Inappropriate left ventricular mass index (LVM) may develop as a response to particular hemodynamic and metabolic alterations. Inappropriate LVM and peripheral artery disease (PAD) characterized by abnormally low or high ankle-brachial index (ABI) are common in chronic kidney disease (CKD) patients, in whom there may be a close and cause-effect relationship. The aim of this study is to assess whether CKD and abnormal ABI has an independent and additive association with inappropriate LVM. A total of 1110 patients were included in the study. Inappropriate LVM was defined as observed LVM more than 28% of the predicted value. The ABI was measured using an ABI-form device. PAD was defined as ABI <0.9 or >1.3 in either leg. Multivariate analysis showed that patients with estimated glomerular filtration rate (eGFR) <45 ml/min/1.73 m2 (odds ratio [OR], 1.644; P = 0.011) and PAD (OR, 2.082; P = 0.002) were independently associated with inappropriate LVM. The interaction between eGFR <45 ml/min/1.73 m2 and PAD on inappropriate LVM was statistically significant (P = 0.044). Besides, eGFR<45 ml/min/1.73 m2 (change in observed/predicted LVM, 19.949; P<0.001) and PAD (change in observed/predicted LVM, 11.818; P = 0.003) were also significantly associated with observed/predicted LVM. Our findings show that eGFR <45 ml/min/1.73 m2 and PAD are independently and additively associated with inappropriate LVM and observed/predicted LVM. Assessments of eGFR and ABI may be useful in identifying patients with inappropriate LVM.

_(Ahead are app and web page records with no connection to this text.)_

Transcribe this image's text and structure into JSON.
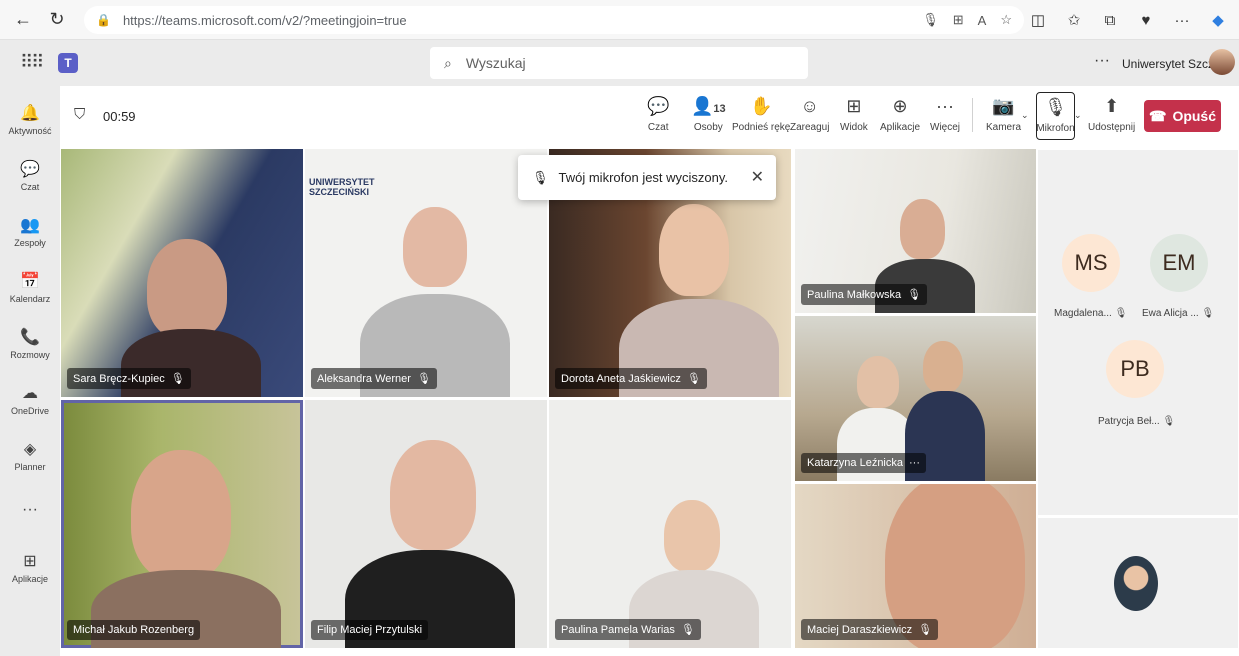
{
  "browser": {
    "url": "https://teams.microsoft.com/v2/?meetingjoin=true",
    "back_icon": "arrow-left-icon",
    "refresh_icon": "refresh-icon"
  },
  "header": {
    "search_placeholder": "Wyszukaj",
    "org_name": "Uniwersytet Szcz...",
    "more": "···"
  },
  "rail": [
    {
      "label": "Aktywność",
      "icon": "🔔"
    },
    {
      "label": "Czat",
      "icon": "💬"
    },
    {
      "label": "Zespoły",
      "icon": "👥"
    },
    {
      "label": "Kalendarz",
      "icon": "📅"
    },
    {
      "label": "Rozmowy",
      "icon": "📞"
    },
    {
      "label": "OneDrive",
      "icon": "☁"
    },
    {
      "label": "Planner",
      "icon": "◈"
    },
    {
      "label": "Aplikacje",
      "icon": "⊞"
    }
  ],
  "meeting": {
    "timer": "00:59",
    "toolbar": {
      "chat": "Czat",
      "people": "Osoby",
      "people_count": "13",
      "raise_hand": "Podnieś rękę",
      "react": "Zareaguj",
      "view": "Widok",
      "apps": "Aplikacje",
      "more": "Więcej",
      "camera": "Kamera",
      "mic": "Mikrofon",
      "share": "Udostępnij",
      "leave": "Opuść"
    },
    "toast": "Twój mikrofon jest wyciszony.",
    "tile_logo_line1": "UNIWERSYTET",
    "tile_logo_line2": "SZCZECIŃSKI",
    "participants": [
      {
        "name": "Sara Bręcz-Kupiec"
      },
      {
        "name": "Aleksandra Werner"
      },
      {
        "name": "Dorota Aneta Jaśkiewicz"
      },
      {
        "name": "Paulina Małkowska"
      },
      {
        "name": "Katarzyna Leźnicka"
      },
      {
        "name": "Michał Jakub Rozenberg"
      },
      {
        "name": "Filip Maciej Przytulski"
      },
      {
        "name": "Paulina Pamela Warias"
      },
      {
        "name": "Maciej Daraszkiewicz"
      }
    ],
    "side": [
      {
        "initials": "MS",
        "name": "Magdalena...",
        "color": "#fde7d4"
      },
      {
        "initials": "EM",
        "name": "Ewa Alicja ...",
        "color": "#dfe7e0"
      },
      {
        "initials": "PB",
        "name": "Patrycja Beł...",
        "color": "#fde7d4"
      }
    ]
  }
}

The ankle brachial index (ABI) is a valid and reliable measurement of lower extremity circulation and can be used as a screening tool for peripheral arterial disease (PAD), but the usage pattern in physical therapy practice is virtually unknown.
This study was performed to describe the phenomenon of using the ABI in outpatient physical therapy practice.
Nine participants from 3 different outpatient physical therapy clinics were provided with a hand held Doppler and education on how to accurately perform an ABI. Over a 3-month period, participants performed the ABI on any patient presenting with age > 50 with at least two risk factors for PAD. Immediately following the 3-month data collection period, two focus group interviews were performed to examine the therapist's experience using the ABI. Transcripts were analyzed to identify facilitators and barriers to implementation.
Facilitators identified include familiarity, ease of use, accuracy, and confidence with results. Barriers included flow and routine disruption, patient did not want/refused, and issues related to direct access.
Although some barriers to use of the ABI in an outpatient clinical setting need to be considered, most participants found the experience of using the ABI positive and feasible.
ankle brachial index; peripheral arterial disease; physical therapy